India's year-long G20 presidency will be "inclusive, ambitious, decisive, and action-oriented", PM Modi said, adding that it will encourage an honest conversation on mitigating risks posed by weapons of mass destruction and enhancing global security.
India today began its G20 presidency with a focus on counter-terrorism and "unity" in tackling global challenges, such as economic slowdown and climate crisis.
The government also seeks to build consensus on debt sustainability and creating disaster and climate-resilient infrastructure. India's G20 plans also include a special focus on startups and bridging the digital divide.
India will host as many as 200 meetings across the country over the next one year, with the first one being held in Udaipur later this week. The G20 Summit will be organised in New Delhi in September 2023.
External Affairs Minister S Jaishankar said that the G20 platform seeks to forge common ground on key issues among prominent countries. "Our endeavor as the G20 chair is to make that consensus more relevant through wider consultation," he said.
Starting today, 100 monuments across the country, including UNESCO world heritage sites, will be lit up highlighting the G20 logo for a week.

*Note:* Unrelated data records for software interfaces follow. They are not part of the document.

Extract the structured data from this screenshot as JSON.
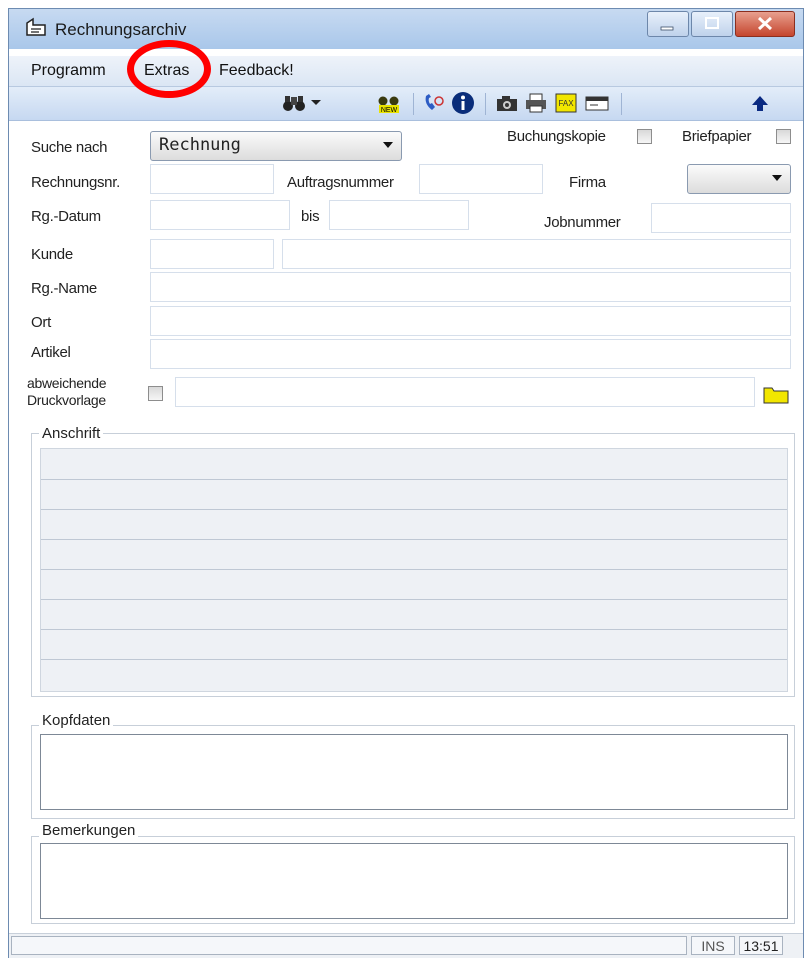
{
  "window": {
    "title": "Rechnungsarchiv"
  },
  "menu": {
    "items": [
      "Programm",
      "Extras",
      "Feedback!"
    ]
  },
  "toolbar": {
    "icons": [
      "binoculars-icon",
      "dropdown-arrow-icon",
      "new-search-icon",
      "phone-icon",
      "info-icon",
      "camera-icon",
      "printer-icon",
      "fax-icon",
      "email-icon",
      "up-arrow-icon"
    ]
  },
  "form": {
    "search_label": "Suche nach",
    "search_value": "Rechnung",
    "buchungskopie_label": "Buchungskopie",
    "briefpapier_label": "Briefpapier",
    "rechnungsnr_label": "Rechnungsnr.",
    "auftragsnummer_label": "Auftragsnummer",
    "firma_label": "Firma",
    "rg_datum_label": "Rg.-Datum",
    "bis_label": "bis",
    "jobnummer_label": "Jobnummer",
    "kunde_label": "Kunde",
    "rg_name_label": "Rg.-Name",
    "ort_label": "Ort",
    "artikel_label": "Artikel",
    "abweichende_label": "abweichende",
    "druckvorlage_label": "Druckvorlage"
  },
  "groups": {
    "anschrift": "Anschrift",
    "kopfdaten": "Kopfdaten",
    "bemerkungen": "Bemerkungen"
  },
  "status": {
    "mode": "INS",
    "time": "13:51"
  },
  "colors": {
    "annotation": "#ff0000",
    "titlebar": "#b5cdee",
    "close_button": "#c5452d"
  }
}
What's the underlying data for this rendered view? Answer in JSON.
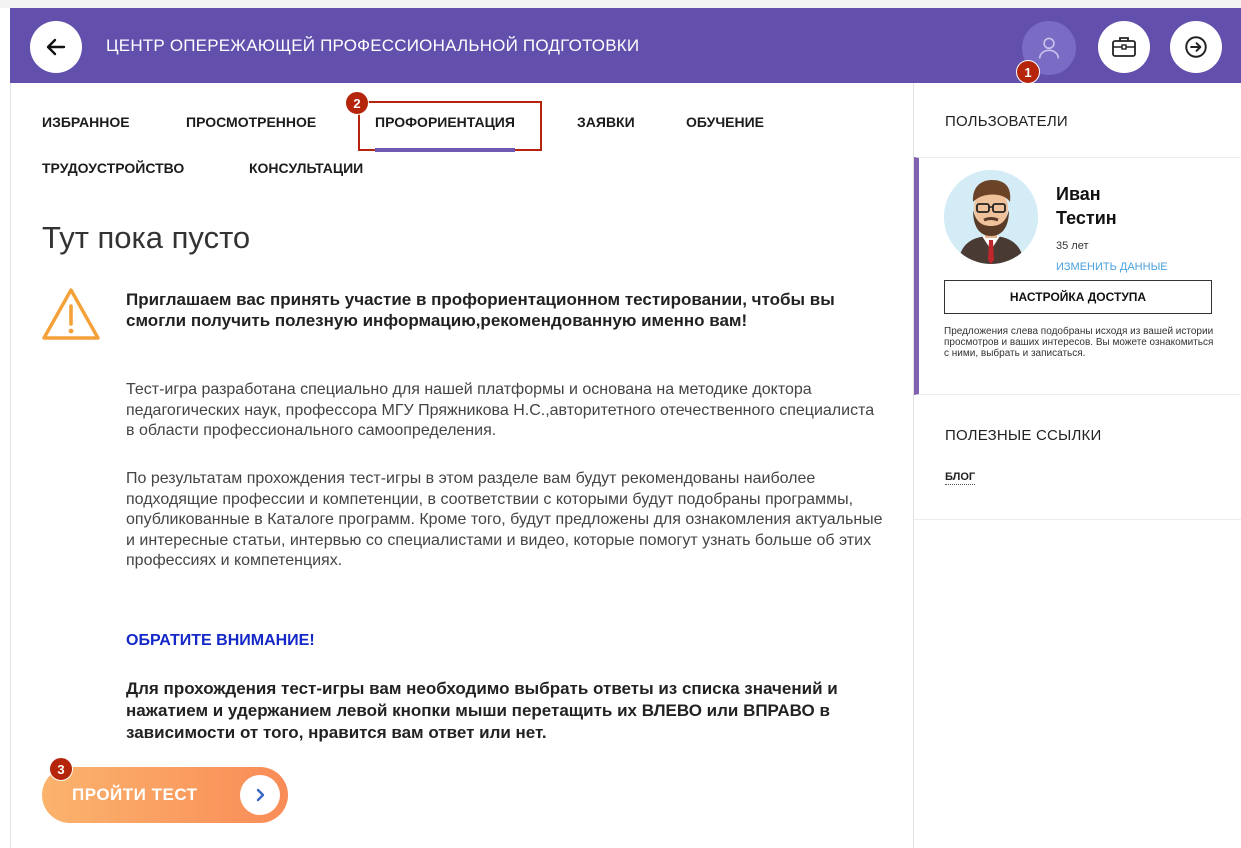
{
  "header": {
    "title": "ЦЕНТР ОПЕРЕЖАЮЩЕЙ ПРОФЕССИОНАЛЬНОЙ ПОДГОТОВКИ",
    "bg_color": "#6350ad",
    "icons": [
      "arrow-left-icon",
      "user-icon",
      "briefcase-icon",
      "logout-icon"
    ]
  },
  "markers": {
    "one": "1",
    "two": "2",
    "three": "3"
  },
  "tabs": [
    {
      "label": "ИЗБРАННОЕ"
    },
    {
      "label": "ПРОСМОТРЕННОЕ"
    },
    {
      "label": "ПРОФОРИЕНТАЦИЯ",
      "active": true
    },
    {
      "label": "ЗАЯВКИ"
    },
    {
      "label": "ОБУЧЕНИЕ"
    },
    {
      "label": "ТРУДОУСТРОЙСТВО"
    },
    {
      "label": "КОНСУЛЬТАЦИИ"
    }
  ],
  "main": {
    "empty_title": "Тут пока пусто",
    "lead": "Приглашаем вас принять участие в профориентационном тестировании, чтобы вы смогли получить полезную информацию,рекомендованную именно вам!",
    "para1": "Тест-игра разработана специально для нашей платформы и основана на методике доктора педагогических наук, профессора МГУ Пряжникова Н.С.,авторитетного отечественного специалиста в области профессионального самоопределения.",
    "para2": "По результатам прохождения тест-игры в этом разделе вам будут рекомендованы наиболее подходящие профессии и компетенции, в соответствии с которыми будут подобраны программы, опубликованные в Каталоге программ. Кроме того, будут предложены для ознакомления актуальные и интересные статьи, интервью со специалистами и видео, которые помогут узнать больше об этих профессиях и компетенциях.",
    "notice": "ОБРАТИТЕ ВНИМАНИЕ!",
    "instruction": "Для прохождения тест-игры вам необходимо выбрать ответы из списка значений и нажатием и удержанием левой кнопки мыши перетащить их ВЛЕВО или ВПРАВО в зависимости от того, нравится вам ответ или нет.",
    "cta_label": "ПРОЙТИ ТЕСТ"
  },
  "sidebar": {
    "users_heading": "ПОЛЬЗОВАТЕЛИ",
    "user": {
      "first_name": "Иван",
      "last_name": "Тестин",
      "age": "35 лет",
      "edit_label": "ИЗМЕНИТЬ ДАННЫЕ",
      "access_button": "НАСТРОЙКА ДОСТУПА",
      "note": "Предложения слева подобраны исходя из вашей истории просмотров и ваших интересов. Вы можете ознакомиться с ними, выбрать и записаться."
    },
    "links_heading": "ПОЛЕЗНЫЕ ССЫЛКИ",
    "links": [
      {
        "label": "БЛОГ"
      }
    ]
  }
}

Prime Minister Narendra Modi unveiled the logo and the theme for India's G20 presidency last month. The logo depicts a lotus flower and a globe, while the theme for India's G20 presidency is -"One Earth, One Family, One Future" - which highlights its commitment to 'Vasudhaiva Kutumbakam' (world is one family).
India was handed over the presidency of the influential bloc at the closing ceremony of the previous G20 summit in Bali that was hosted by Indonesia on November 15 and 16.
The G20 or Group of 20 is an intergovernmental forum of the world's major developed and developing economies. The group comprises Argentina, Australia, Brazil, Canada, China, France, Germany, India, Indonesia, Italy, Japan, the Republic of Korea, Mexico, Russia, Saudi Arabia, South Africa, Turkey, the UK, the US and the European Union.
The member countries represent around 85 per cent of the global GDP, over 75 per cent of the global trade, and about two-thirds of the world population.
Post a comment